By Bakari Gueye
The recent turmoil in Mali prompted the Mauritanian government to send reinforcements to the border with the north of the country, where locals have declared the new state of Azawad.
According to a Mauritanian military press release, the National Chief of Staff sent reinforcements on April 5th to the eastern and southern borders of the country, “to ward off any incursions of armed groups from Mali”. Military units “have headed for the town of Bassiknou and areas close to the border with Mali, where the MNLA and armed Islamist groups are currently active.”
Cheikh Tourad Ould Eli, a terrorism expert, said that “the Mauritanian army wants to boost its presence in the east of the country to counter any manoeuvres by AQIM, which has men scattered everywhere following the disintegration of Mali and the defeat in the north by MNLA troops.”
The dispatch of troops comes “just after Mohamed Ould Abdel Aziz attended a meeting of presidents of the Economic Community of West African States (ECOWAS) to discuss military intervention in Mali,” he added.
“The Mauritanian authorities have had two battles to deal with of late: an internal struggle with demonstrations by the Democratic Opposition Co-ordinating Body (COD), which is calling for the president and his government to step down and is organising public protests, and another concerning security along the country’s borders,” said political analyst Mohamed Ould Sidi.
Algerian Prime Minister Ahmed Ouyahia recently announced that Joint Operational Committee of Chiefs of Staff (CEMOC) is due to meet in the coming days in Nouakchott.
“A meeting of CEMOC chiefs of staff will soon be held to assess the situation in the region given the worrying resurgence of terrorist activity led by the Movement for Unity and Jihad in West Africa, which was created in the wake of the civil war in Libya. Our sources say it is masterminded chiefly by Malians and Mauritanians,” Ouyahia added.

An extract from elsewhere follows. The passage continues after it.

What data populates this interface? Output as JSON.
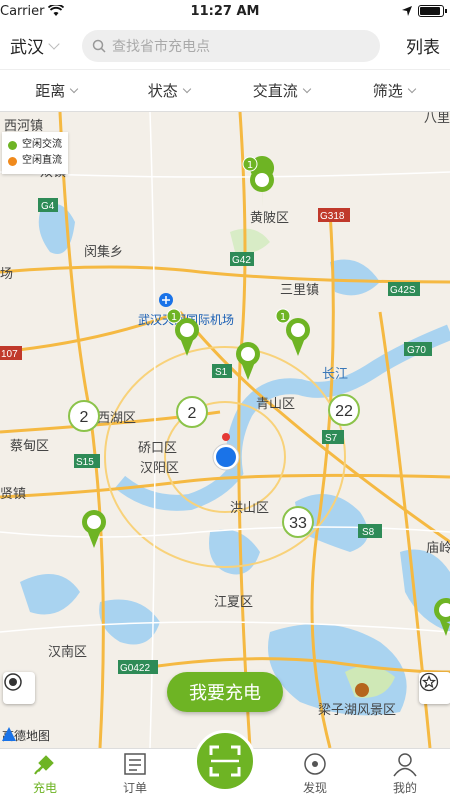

“Having kidnapped European citizens in Tindouf and waged an attack on the National Gendarmerie in Tamanrasset, this group has just carried out an abduction in the back yard of the MNLA by kidnapping the Algerian consul in Gao and six Algerian diplomats,” he noted.
According to Mohamed Ould Cheikh, an academic who conducts research on terrorism, “the armed groups which are destabilising the Sahel, and Mali in particular, must now grapple with the increased offensive strength of the armies in the sub-region.”
“This is because Algeria, Mauritania, Niger and Mali created CEMOC based in Tamanrasset,” Ould Cheikh noted. “Its objective is to co-ordinate the counterterrorism efforts of the four armies and to make it possible to conduct joint operations in each of the countries concerned.”